[Interface dataset entries]
================

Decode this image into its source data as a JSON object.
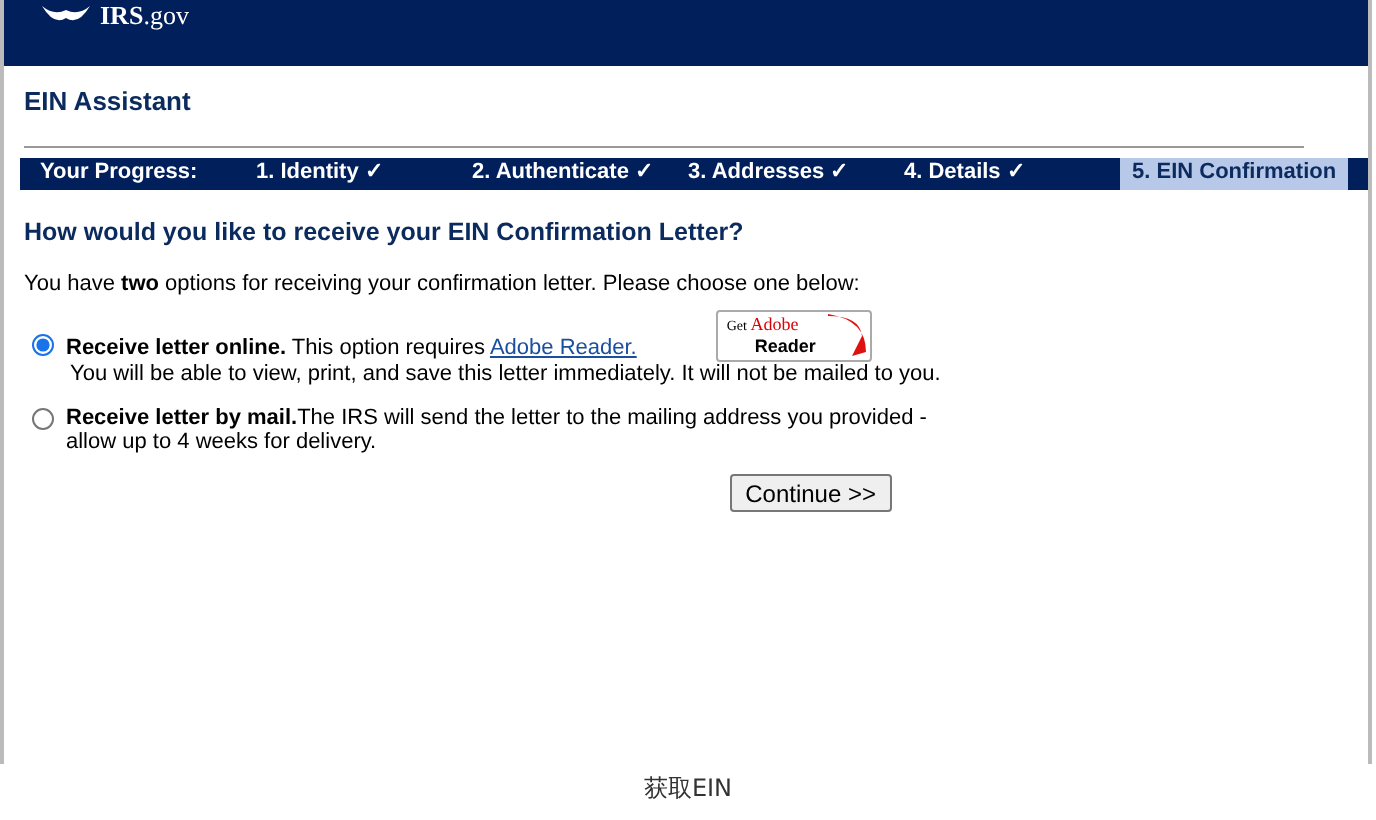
{
  "header": {
    "logo_text": "IRS",
    "logo_suffix": ".gov"
  },
  "title": "EIN Assistant",
  "progress": {
    "label": "Your Progress:",
    "steps": [
      {
        "label": "1. Identity ✓",
        "selected": false
      },
      {
        "label": "2. Authenticate ✓",
        "selected": false
      },
      {
        "label": "3. Addresses ✓",
        "selected": false
      },
      {
        "label": "4. Details ✓",
        "selected": false
      },
      {
        "label": "5. EIN Confirmation",
        "selected": true
      }
    ]
  },
  "question": "How would you like to receive your EIN Confirmation Letter?",
  "intro": "You have **two** options for receiving your confirmation letter. Please choose one below:",
  "options": [
    {
      "selected": true,
      "lead": "Receive letter online.",
      "text": "This option requires",
      "link": "Adobe Reader.",
      "detail": "You will be able to view, print, and save this letter immediately. It will not be mailed to you.",
      "badge": {
        "small": "Get",
        "brand": "Adobe",
        "product": "Reader"
      }
    },
    {
      "selected": false,
      "lead": "Receive letter by mail.",
      "text": "The IRS will send the letter to the mailing address you provided - allow up to 4 weeks for delivery."
    }
  ],
  "continue_button": "Continue >>",
  "caption": "获取EIN"
}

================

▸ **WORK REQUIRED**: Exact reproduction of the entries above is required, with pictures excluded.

▸ **RESULT OF THE EXERCISE**:
Decode this image into its source data as a JSON object.
{
  "header": {
    "logo_text": "IRS",
    "logo_suffix": ".gov"
  },
  "title": "EIN Assistant",
  "progress": {
    "label": "Your Progress:",
    "steps": [
      {
        "label": "1. Identity ✓",
        "selected": false
      },
      {
        "label": "2. Authenticate ✓",
        "selected": false
      },
      {
        "label": "3. Addresses ✓",
        "selected": false
      },
      {
        "label": "4. Details ✓",
        "selected": false
      },
      {
        "label": "5. EIN Confirmation",
        "selected": true
      }
    ]
  },
  "question": "How would you like to receive your EIN Confirmation Letter?",
  "intro": "You have **two** options for receiving your confirmation letter. Please choose one below:",
  "options": [
    {
      "selected": true,
      "lead": "Receive letter online.",
      "text": "This option requires",
      "link": "Adobe Reader.",
      "detail": "You will be able to view, print, and save this letter immediately. It will not be mailed to you.",
      "badge": {
        "small": "Get",
        "brand": "Adobe",
        "product": "Reader"
      }
    },
    {
      "selected": false,
      "lead": "Receive letter by mail.",
      "text": "The IRS will send the letter to the mailing address you provided - allow up to 4 weeks for delivery."
    }
  ],
  "continue_button": "Continue >>",
  "caption": "获取EIN"
}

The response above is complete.